Scripps Howard News Source reminds us that our cyber-privacy is constantly being chipped away by our Internet providers, cell phone carriers, and lawmakers. They recap the implications laws such as SOPA could have had, cell phone, and social-media websites’ new privacy policies that track our personal information.
Looking for Love? Don’t Trust Online Dating Sites:
In light of last week being Valentine’s Day we thought we would remind people who use online dating sites that their information does not necessarily stay there. Informationweek Security tells us about the Electronic Frontier Foundation’s warning that numerous dating sites which are for-profit businesses sell their customers data to third parties like Google and Facebook. Even though the data is “anomyized” it is said that it’s truly hard to actually achieve true anonymity before being sold. Read to find out what kind of information is shared and what to look for when using online dating sites.
The Piracy of Online Privacy
Paul Smalera claims that online privacy doesn’t exist and that it was lost years ago and we have already gotten used to it. Paul highlights some new outrages from privacy advocates such as the recent Google privacy changes. He also goes into detail on how we made a privacy trade off long ago as we decided to utilize free social networking with the expectations that it would remain free.
The Facebook Timeline Button That Hides Your Past From Strangers’ Prying Eyes
- Kashmir Hill offers an important tip for all Facebook users looking to hide past photos and posts as the new Timeline feature is rolled out across all accounts: Enable the privacy feature, “Limit the Audience for Old Posts on Your Timeline.”
From Google to Facebook, online privacy concerns aren’t going away (infographic)
No, you’re not reading The Onion. This actually happened!
Massachusetts dentist Dr. Michael Clair is facing one year in jail, after being caught using paper clips instead of steel posts when performing root canals. Clair has pleaded guilty to “assault and battery, defrauding Medicaid of $130,000, illegally prescribing medications and witness intimidation.”
In order to save money and cut corners, Clair allegedly claimed the steel posts as an expense and submitted claims under the guise of other dentists.
Patients experienced intense pain and infections as a result of Clair’s malpractice. According to Brenda Almeida, “her teenage son’s tooth turned black and had to be removed after Clair performed a root canal on him in 2005.” Continue Reading…
Just in time for Data Privacy Day, Microsoft released a new survey (and infographic) that polled online users both nationally and internationally about their online behaviors. Among the most compelling findings were, 56 percent of survey respondents said they don’t actually think about the repercussions of their online behavior on their reputation, and as many as 62 percent claimed they don’t focus on how those activities may impact other people.

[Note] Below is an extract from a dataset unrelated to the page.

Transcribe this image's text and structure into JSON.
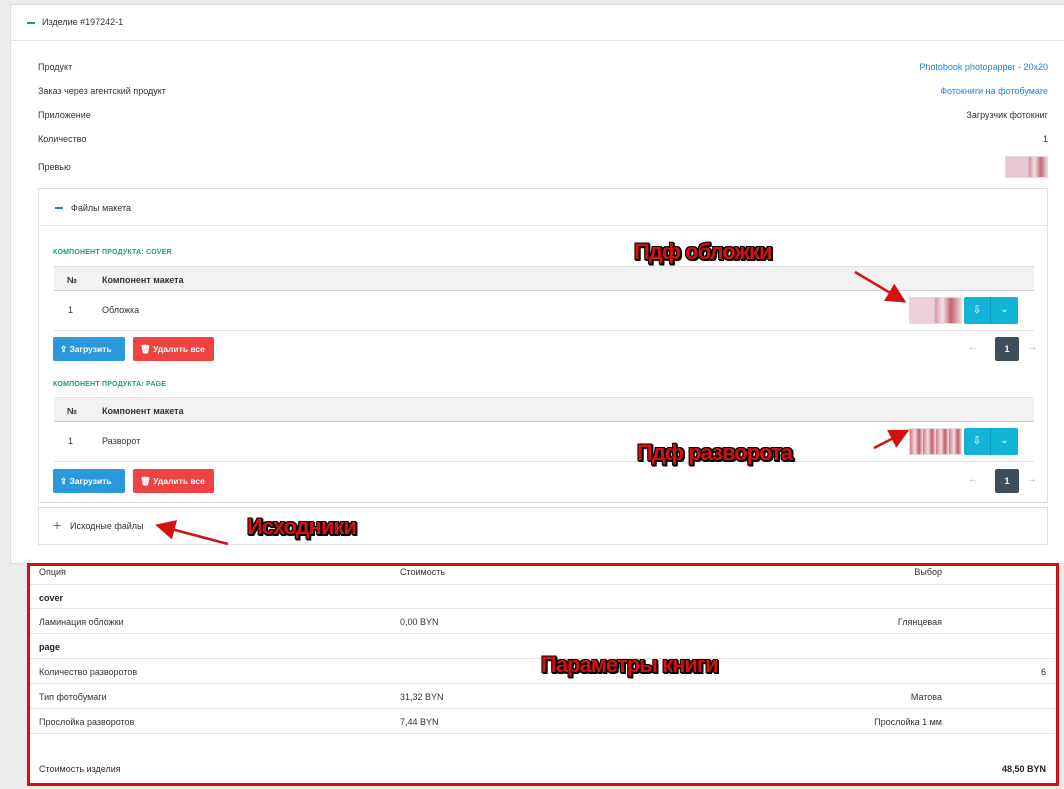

Based on the survey findings, Microsoft has issued several recommendations for how online users can better manage and protect their online image—as well as the image of others. For example, the company offered tips like conducting your own searches for your name and personal information (e.g. email addresses).
Additionally, the software company suggested people should take matters into their own hands if their friends or family are posting reputation-damaging content involving them to online sites, and have an open conversation about what they are and aren’t comfortable with sharing. According to the study, “14% of adults surveyed say they have experienced negative consequences due to online activities by others.” Continue Reading…
Facebook’s IPO & What It Means for User Data, Google’s Changing Privacy Policies & More!
- In response to scrutiny from lawmakers over their changing privacy policies, Google has issued a statement claiming that users will still maintain control over how their data is collected and shared once these updates are rolled out.
Personal Data’s Value? Facebook Is Set to Find Out
- With Facebook’s IPO looming, there are two top-of-mind questions that emerge: Is personal data something that Facebook can make sustainably profitable, and will Facebook be able to harness this data in a way that doesn’t conflict with user and government privacy concerns.